Try to glide and let the ground just pass under you - don't "push off" to stride, use gravity. Step lightly. There should be little to no upper body bouncing (unless you're bounding over large rocks) and you shouldn't feel as if you're crashing down on landing.

Run the shortest, most direct line along the course. Try to run over (not around) small obstacles. Do this because a) it's the shortest distance, and b) the "grass isn't always greener" on the other side of the trail. In other words, generally avoid weaving along the trail as this rarely pays off.

Signs you're doing it wrong:

  • You're sliding foward in your shoes/get black toenails (braking).
  • You need to over-tighten your shoes to keep your toes from banging against the front of the toe-box (braking).
  • You're using a drastically different running style than normal, flat-surface running.
  • You're hunched over.
  • You twist your ankles, trip or stumble (leaning too far forward).
  • Your cadence drops below about 140.
  • You feel afraid of falling down (be fearless and keep your eyes on the trail).
  • Everyone's passing you on the downhills ;-)

Training for downhills when you're a flatlander can be a challenge and requires some improvisation. Keep in mind that downhill running requires a lot of eccentric muscle strength. This can't be developed by flat-surface running alone, or by lifting weights (concentric exercise), or even by running the "rollers" and small hills you may find in mostly flat areas like where I live in Dallas. Certainly not to the extent needed to perform well at a mountainous ultra.

The only way to adequately train your quads for downhills is by sustained (and sufficiently steep) downhill running. This sounds obvious and it is. So what's a flat-lander to do if getting to the mountains isn't an option? Build a mountain. Rather, configure a treadmill for a significant downhill slope (>10%).

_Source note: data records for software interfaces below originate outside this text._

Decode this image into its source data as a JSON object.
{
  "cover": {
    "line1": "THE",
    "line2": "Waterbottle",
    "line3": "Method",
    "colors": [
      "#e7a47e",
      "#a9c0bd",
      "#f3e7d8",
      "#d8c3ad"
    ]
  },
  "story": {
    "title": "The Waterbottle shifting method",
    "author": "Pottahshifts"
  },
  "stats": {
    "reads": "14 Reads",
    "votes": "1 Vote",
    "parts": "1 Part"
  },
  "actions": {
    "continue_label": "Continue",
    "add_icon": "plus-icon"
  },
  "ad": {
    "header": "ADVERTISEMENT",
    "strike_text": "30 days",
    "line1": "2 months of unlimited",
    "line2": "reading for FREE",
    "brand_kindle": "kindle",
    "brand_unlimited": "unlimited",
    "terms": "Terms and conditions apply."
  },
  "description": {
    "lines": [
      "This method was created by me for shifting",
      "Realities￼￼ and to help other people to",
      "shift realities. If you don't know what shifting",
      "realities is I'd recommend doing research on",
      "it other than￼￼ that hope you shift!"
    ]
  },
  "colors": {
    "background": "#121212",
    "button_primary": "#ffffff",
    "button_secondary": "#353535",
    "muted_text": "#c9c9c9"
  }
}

(Some disclaimers. Don't do the following 1) with a low quality treadmill, 2) unless you're taking complete responsibility if you get hurt or break a treadmill, 3) at a health club if they don't want you to! I assume no liability whatsoever if things go wrong.)

The following training technique helped me to finish in the men's top 5 twice at the Hardrock Hundred, the most mountainous 100 miler in the US. If you don't own a good treadmill, it involves going to the gym, which is on the I-won't-do list for most trailrunners. But if you signed up to run a mountain ultra, it's time to suck it up.

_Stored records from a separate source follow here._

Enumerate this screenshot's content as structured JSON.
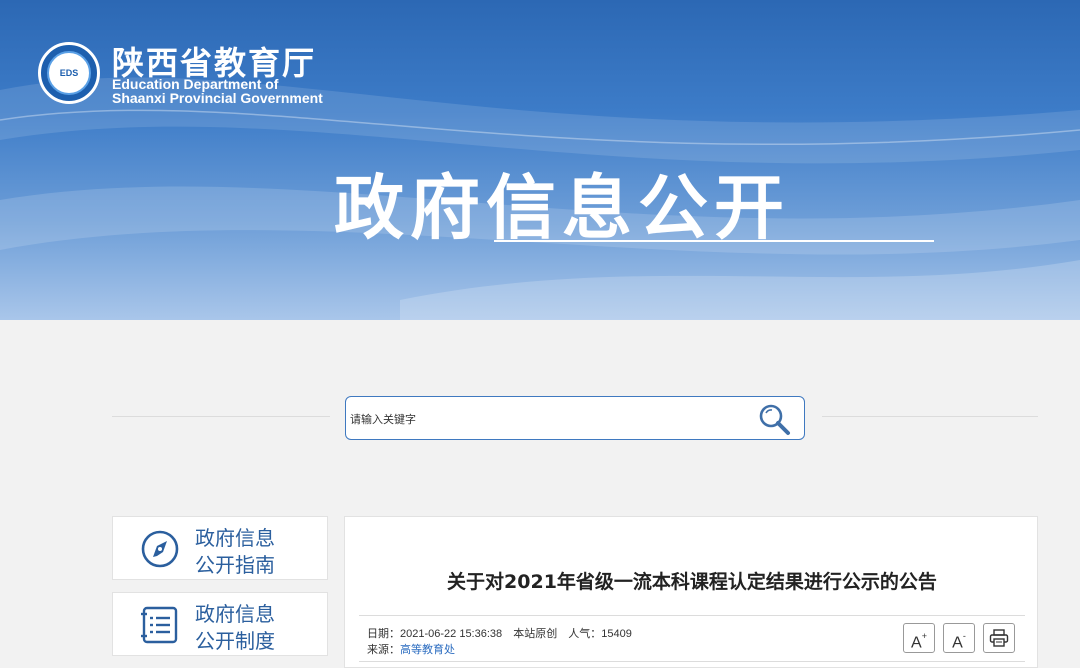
{
  "header": {
    "org_name_cn": "陕西省教育厅",
    "org_name_en_line1": "Education Department of",
    "org_name_en_line2": "Shaanxi Provincial Government",
    "logo_text": "EDS",
    "hero_title": "政府信息公开"
  },
  "search": {
    "placeholder": "请输入关键字"
  },
  "sidebar": {
    "items": [
      {
        "line1": "政府信息",
        "line2": "公开指南",
        "icon": "compass-icon"
      },
      {
        "line1": "政府信息",
        "line2": "公开制度",
        "icon": "document-list-icon"
      }
    ]
  },
  "article": {
    "title": "关于对2021年省级一流本科课程认定结果进行公示的公告",
    "date": "日期：2021-06-22 15:36:38",
    "origin": "本站原创",
    "views": "人气：15409",
    "source_label": "来源：",
    "source_value": "高等教育处"
  },
  "toolbar": {
    "font_increase_label": "A",
    "font_increase_sup": "+",
    "font_decrease_label": "A",
    "font_decrease_sup": "-",
    "print_icon": "printer-icon"
  },
  "colors": {
    "banner_blue": "#2c68b4",
    "accent": "#2b5f9e",
    "link": "#2b6cc0"
  }
}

Raise the back of a treadmill.

There are various ways to do this. I take a composite fencepost (Lowe's, Home Depot, etc) and saw off two 4"x4" blocks. I use these because they're light and strong. Tilt up one side of the treadmill and slide the block under one of the rear legs. Then do the same to the other side. If the treadmill "incline" can be selected for downhill, do that too. The resulting downhill slope can be measured using a smartphone app with the ability to read an incline. Don't confuse "degrees" with "percent" - they're totally different scales. Use percent, which is the most common for roads and trails. You can go here to calculate the vertical change based on slope percent and distance.

As you get better at running downhill, you can increase the amount you raise the back of the treadmill.

As you train, constantly focus on running form. You can also wear some weights or a hydration pack to load your quads even more. Be carefull as you progress - build up gradually. These techniques can be highly effective, but you can hurt yourself if not performed safely.

So, fellow flatlanders, I've seen you at ultras - tenuously creeping down those steep declines and getting passed by other runners who train in the mountains. I've felt your pain and it doesn't need to be this way. Embrace your inner downhill god (or goddess), suck it up and get on a treadmill. And kick butt at your next mountain race!

One treadmill is not like the others...
3 weights and a piece of fencepost
result in -20% slope


Excuse my heel whip. (I've tried to fix it!)
It may look like I'm heel-striking in the video,
but it's actually a mid/forefoot strike